Mining Charter nearly ready, says Cyril Ramaphosa
The government has paid particular attention to engagements with communities affected by the mining industry, says the president
Consultation on the revised Mining Charter was at an advanced stage, President Cyril Ramaphosa said on Wednesday.
The president also condemned land occupation.
"Government has paid particular attention to engagements with affected communities across the country, convinced that consensus and collaboration are crucial for the growth and development of this industry," Ramaphosa said during a heated debate on the Presidency budget, when the EFF walked out of Parliament.
The debate was inevitably dominated by the land question and illegal land occupation.
EFF members left the chamber after deputy speaker Lechesa Tsenoli objected to party leader Julius Malema’s calls for landless people to occupy "unoccupied land".
The government is engaged in tough talks with mining-industry stakeholders and mining communities on the revised Mining Charter after a version tabled in 2017 prompted legal challenges from the industry.
Bloomberg reported on Wednesday that the government would remove what is known as the Gupta clause from the charter, which includes naturalised citizens in the group of people who should benefit from attempts to more evenly redistribute mineral wealth.
Among the criticisms of the 2017 charter was its recognition of black and other historically disadvantaged people who had taken citizenship after being in SA for long enough, according to the Bloomberg report.
"While there are still some critical issues that need attention, we are certain that the charter, once finalised, will balance the need for meaningful transformation in the sector with the need to increase investment, employment and sustainability," Ramaphosa said.
He also said the Cabinet would soon be finalising policy on allocation of high-demand radio frequency spectrum.
Through the Presidential Infrastructure Co-ordinating Commission, the government was working to ensure that substantial investment in social and economic infrastructure contributed to job creation, industrialisation and transformation.
"We have made significant progress over nearly 25 years to develop and transform our economy," Ramaphosa said.
"However, our economy remains characterised by the structural flaws of a racist and patriarchal past.
"Millions remain outside of productive economic activity, unable to contribute, unable to benefit. The majority of these people are young," he said.
"We condemn the illegal occupation of land.
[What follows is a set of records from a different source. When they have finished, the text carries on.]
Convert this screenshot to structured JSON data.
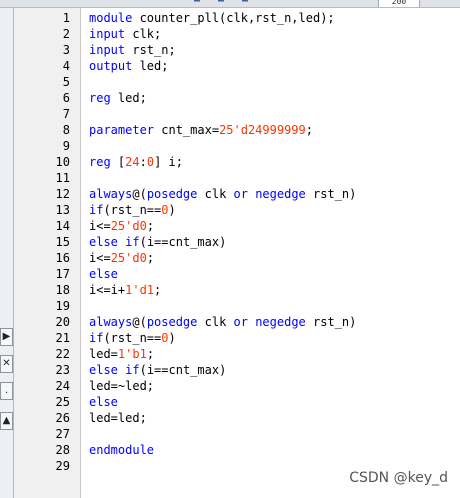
{
  "toolbar": {
    "icons": [
      "arrow-icon",
      "arrow-icon",
      "arrow-icon",
      "dropdown-icon",
      "save-icon",
      "copy-icon",
      "paste-icon",
      "undo-icon",
      "redo-icon",
      "find-icon",
      "zoom-icon"
    ],
    "zoom_value": "200"
  },
  "left_strip": {
    "buttons": [
      {
        "name": "expand-right-button",
        "glyph": "▶"
      },
      {
        "name": "close-panel-button",
        "glyph": "✕"
      },
      {
        "name": "dot-button",
        "glyph": "."
      },
      {
        "name": "scroll-up-button",
        "glyph": "▲"
      }
    ]
  },
  "editor": {
    "line_numbers": [
      "1",
      "2",
      "3",
      "4",
      "5",
      "6",
      "7",
      "8",
      "9",
      "10",
      "11",
      "12",
      "13",
      "14",
      "15",
      "16",
      "17",
      "18",
      "19",
      "20",
      "21",
      "22",
      "23",
      "24",
      "25",
      "26",
      "27",
      "28",
      "29"
    ],
    "lines": [
      [
        {
          "t": "module",
          "k": "kw"
        },
        {
          "t": " counter_pll(clk,rst_n,led);",
          "k": "txt"
        }
      ],
      [
        {
          "t": "input",
          "k": "kw"
        },
        {
          "t": " clk;",
          "k": "txt"
        }
      ],
      [
        {
          "t": "input",
          "k": "kw"
        },
        {
          "t": " rst_n;",
          "k": "txt"
        }
      ],
      [
        {
          "t": "output",
          "k": "kw"
        },
        {
          "t": " led;",
          "k": "txt"
        }
      ],
      [],
      [
        {
          "t": "reg",
          "k": "kw"
        },
        {
          "t": " led;",
          "k": "txt"
        }
      ],
      [],
      [
        {
          "t": "parameter",
          "k": "kw"
        },
        {
          "t": " cnt_max=",
          "k": "txt"
        },
        {
          "t": "25'd24999999",
          "k": "num"
        },
        {
          "t": ";",
          "k": "txt"
        }
      ],
      [],
      [
        {
          "t": "reg",
          "k": "kw"
        },
        {
          "t": " [",
          "k": "txt"
        },
        {
          "t": "24",
          "k": "num"
        },
        {
          "t": ":",
          "k": "txt"
        },
        {
          "t": "0",
          "k": "num"
        },
        {
          "t": "] i;",
          "k": "txt"
        }
      ],
      [],
      [
        {
          "t": "always",
          "k": "kw"
        },
        {
          "t": "@(",
          "k": "txt"
        },
        {
          "t": "posedge",
          "k": "kw"
        },
        {
          "t": " clk ",
          "k": "txt"
        },
        {
          "t": "or",
          "k": "kw"
        },
        {
          "t": " ",
          "k": "txt"
        },
        {
          "t": "negedge",
          "k": "kw"
        },
        {
          "t": " rst_n)",
          "k": "txt"
        }
      ],
      [
        {
          "t": "if",
          "k": "kw"
        },
        {
          "t": "(rst_n==",
          "k": "txt"
        },
        {
          "t": "0",
          "k": "num"
        },
        {
          "t": ")",
          "k": "txt"
        }
      ],
      [
        {
          "t": "i<=",
          "k": "txt"
        },
        {
          "t": "25'd0",
          "k": "num"
        },
        {
          "t": ";",
          "k": "txt"
        }
      ],
      [
        {
          "t": "else",
          "k": "kw"
        },
        {
          "t": " ",
          "k": "txt"
        },
        {
          "t": "if",
          "k": "kw"
        },
        {
          "t": "(i==cnt_max)",
          "k": "txt"
        }
      ],
      [
        {
          "t": "i<=",
          "k": "txt"
        },
        {
          "t": "25'd0",
          "k": "num"
        },
        {
          "t": ";",
          "k": "txt"
        }
      ],
      [
        {
          "t": "else",
          "k": "kw"
        }
      ],
      [
        {
          "t": "i<=i+",
          "k": "txt"
        },
        {
          "t": "1'd1",
          "k": "num"
        },
        {
          "t": ";",
          "k": "txt"
        }
      ],
      [],
      [
        {
          "t": "always",
          "k": "kw"
        },
        {
          "t": "@(",
          "k": "txt"
        },
        {
          "t": "posedge",
          "k": "kw"
        },
        {
          "t": " clk ",
          "k": "txt"
        },
        {
          "t": "or",
          "k": "kw"
        },
        {
          "t": " ",
          "k": "txt"
        },
        {
          "t": "negedge",
          "k": "kw"
        },
        {
          "t": " rst_n)",
          "k": "txt"
        }
      ],
      [
        {
          "t": "if",
          "k": "kw"
        },
        {
          "t": "(rst_n==",
          "k": "txt"
        },
        {
          "t": "0",
          "k": "num"
        },
        {
          "t": ")",
          "k": "txt"
        }
      ],
      [
        {
          "t": "led=",
          "k": "txt"
        },
        {
          "t": "1'b1",
          "k": "num"
        },
        {
          "t": ";",
          "k": "txt"
        }
      ],
      [
        {
          "t": "else",
          "k": "kw"
        },
        {
          "t": " ",
          "k": "txt"
        },
        {
          "t": "if",
          "k": "kw"
        },
        {
          "t": "(i==cnt_max)",
          "k": "txt"
        }
      ],
      [
        {
          "t": "led=~led;",
          "k": "txt"
        }
      ],
      [
        {
          "t": "else",
          "k": "kw"
        }
      ],
      [
        {
          "t": "led=led;",
          "k": "txt"
        }
      ],
      [],
      [
        {
          "t": "endmodule",
          "k": "kw"
        }
      ],
      []
    ],
    "colors": {
      "keyword": "#0000ff",
      "number": "#ff3300",
      "text": "#000000",
      "gutter": "#f0f0f0"
    }
  },
  "watermark": "CSDN @key_d"
}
We are working also to accelerate the process of agrarian reform, bringing more poor and black people into productive agricultural activity and expanding the country’s agricultural output," the president said.